- Side Hustles: If you’re in a tough financial spot, a side hustle could help you bring in some extra income. There are a variety of options available, from freelance work to selling items online. Look for opportunities that fit your skills and schedule.
- Borrow from Friends or Family: If you have friends or family members who are willing and able to lend you money, this can be a good option to avoid payday loans. Be sure to establish clear repayment terms and stick to them to avoid damaging your relationships.
Breaking the cycle of financial desperation can be challenging, but it’s essential to avoid falling into the trap of payday loans. By exploring alternative options like personal loans, credit cards, community assistance programs, side hustles, or borrowing from friends or family, you can find a way out of the cycle and regain control of your finances.
Remember, the most critical step in avoiding payday loans is to be proactive about your finances. Create a budget, track your spending, and prioritize paying off debt. With time and dedication, you can break the cycle of financial desperation and achieve financial stability.
Fighting Back Against Payday Loan Predators: What You Can Do to Protect Yourself
The first step to protecting yourself from payday loans is to be aware of the dangers associated with these types of loans. Payday loans often come with extremely high interest rates, which can quickly spiral out of control. In addition, many payday lenders require access to the borrower’s bank account, which can lead to overdraft fees and other unexpected expenses.
To avoid falling into the trap of payday loans, it is important to explore other options for obtaining credit. Many credit unions and community organizations offer small loans to individuals in need, often at much lower interest rates than payday lenders. Additionally, it may be possible to negotiate a payment plan with creditors or to find other ways to reduce expenses and increase income.
If you do decide to take out a payday loan, it is important to read the fine print carefully and to understand the terms and conditions of the loan. This includes understanding the interest rate, any fees or penalties that may be assessed, and the repayment schedule. You should also make sure that you have a plan in place for repaying the loan on time and in full.
If you find yourself struggling to repay a payday loan, it is important to take action right away. Contact the lender and explain your situation, and ask if they can offer any options for repayment. Many lenders are willing to work with borrowers to find a solution that works for both parties.
Another important step in protecting yourself from payday loan predators is to be aware of your rights as a borrower. The Consumer Financial Protection Bureau (CFPB) has issued regulations governing payday lending, which require lenders to disclose the terms and conditions of loans in a clear and understandable manner. If you believe that a lender has violated your rights as a borrower, you may be able to file a complaint with the CFPB or other regulatory agency.
Finally, it is important to be proactive in educating others about the dangers of payday loans. Talk to your friends, family members, and colleagues about the risks associated with these types of loans, and encourage them to explore alternative options for obtaining credit.
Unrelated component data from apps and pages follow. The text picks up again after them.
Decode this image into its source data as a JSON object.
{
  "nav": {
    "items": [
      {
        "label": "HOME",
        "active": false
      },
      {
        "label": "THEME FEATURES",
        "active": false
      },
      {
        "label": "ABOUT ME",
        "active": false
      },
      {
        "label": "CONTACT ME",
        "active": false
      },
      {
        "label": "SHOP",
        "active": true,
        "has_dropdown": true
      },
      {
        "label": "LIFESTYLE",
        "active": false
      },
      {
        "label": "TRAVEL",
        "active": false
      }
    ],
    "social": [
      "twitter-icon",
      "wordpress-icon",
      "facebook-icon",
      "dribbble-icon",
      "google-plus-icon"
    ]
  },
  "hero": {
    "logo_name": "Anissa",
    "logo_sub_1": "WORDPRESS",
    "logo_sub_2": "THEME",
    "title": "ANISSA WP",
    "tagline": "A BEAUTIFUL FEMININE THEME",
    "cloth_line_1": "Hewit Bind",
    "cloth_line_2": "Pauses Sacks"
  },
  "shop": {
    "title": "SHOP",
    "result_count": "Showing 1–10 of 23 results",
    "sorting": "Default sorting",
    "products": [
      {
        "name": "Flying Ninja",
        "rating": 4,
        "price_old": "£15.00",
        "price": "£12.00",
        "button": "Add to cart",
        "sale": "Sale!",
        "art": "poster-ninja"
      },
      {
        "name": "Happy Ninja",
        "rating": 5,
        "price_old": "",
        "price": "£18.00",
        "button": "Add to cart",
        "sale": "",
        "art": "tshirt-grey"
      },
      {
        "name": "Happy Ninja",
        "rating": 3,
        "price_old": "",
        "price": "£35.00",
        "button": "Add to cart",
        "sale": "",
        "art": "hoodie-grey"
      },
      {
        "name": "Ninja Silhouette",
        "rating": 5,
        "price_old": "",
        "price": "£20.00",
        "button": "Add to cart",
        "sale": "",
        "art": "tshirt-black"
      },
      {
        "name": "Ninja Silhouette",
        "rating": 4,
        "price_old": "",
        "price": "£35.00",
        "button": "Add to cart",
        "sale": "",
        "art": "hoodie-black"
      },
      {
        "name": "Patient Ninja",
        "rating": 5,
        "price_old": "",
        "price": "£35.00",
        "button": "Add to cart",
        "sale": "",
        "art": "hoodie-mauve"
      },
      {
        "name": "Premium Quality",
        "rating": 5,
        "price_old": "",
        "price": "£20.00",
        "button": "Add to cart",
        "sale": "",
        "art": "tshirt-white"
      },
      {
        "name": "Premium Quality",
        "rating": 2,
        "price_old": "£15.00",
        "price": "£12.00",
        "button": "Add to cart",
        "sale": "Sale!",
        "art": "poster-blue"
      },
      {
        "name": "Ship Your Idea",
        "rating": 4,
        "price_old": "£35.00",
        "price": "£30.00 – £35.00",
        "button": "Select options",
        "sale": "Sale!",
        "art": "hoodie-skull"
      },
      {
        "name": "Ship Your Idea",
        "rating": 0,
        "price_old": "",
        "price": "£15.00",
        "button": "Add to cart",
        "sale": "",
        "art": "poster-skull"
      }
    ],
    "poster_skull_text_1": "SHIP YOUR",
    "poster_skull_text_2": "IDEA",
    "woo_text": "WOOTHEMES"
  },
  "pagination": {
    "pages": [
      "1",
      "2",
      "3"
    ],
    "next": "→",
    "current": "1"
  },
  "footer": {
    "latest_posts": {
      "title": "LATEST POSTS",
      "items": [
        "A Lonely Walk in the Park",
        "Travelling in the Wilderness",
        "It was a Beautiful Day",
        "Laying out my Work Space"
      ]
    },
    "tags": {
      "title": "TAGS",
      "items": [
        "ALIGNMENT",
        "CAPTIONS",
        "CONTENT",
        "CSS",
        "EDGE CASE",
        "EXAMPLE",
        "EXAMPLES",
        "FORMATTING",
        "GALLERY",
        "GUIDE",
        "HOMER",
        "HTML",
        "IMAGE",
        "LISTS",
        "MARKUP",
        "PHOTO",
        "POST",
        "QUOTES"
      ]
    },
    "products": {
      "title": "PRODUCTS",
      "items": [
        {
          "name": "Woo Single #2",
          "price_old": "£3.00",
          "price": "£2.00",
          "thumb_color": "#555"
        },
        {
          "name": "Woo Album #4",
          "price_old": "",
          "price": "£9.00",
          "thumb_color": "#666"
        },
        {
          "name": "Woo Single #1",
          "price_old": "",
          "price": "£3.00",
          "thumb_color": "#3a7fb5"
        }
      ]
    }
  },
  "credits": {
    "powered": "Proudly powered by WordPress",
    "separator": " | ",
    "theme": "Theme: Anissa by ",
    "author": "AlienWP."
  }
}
By working together to raise awareness about the dangers of payday lending, we can help to protect vulnerable individuals from falling prey to these predatory lenders.
In conclusion, payday loans are a risky and potentially dangerous form of credit that can lead to a cycle of debt and financial instability. However, by taking steps to protect ourselves and others, we can fight back against payday loan predators and create a safer and more equitable financial system for all.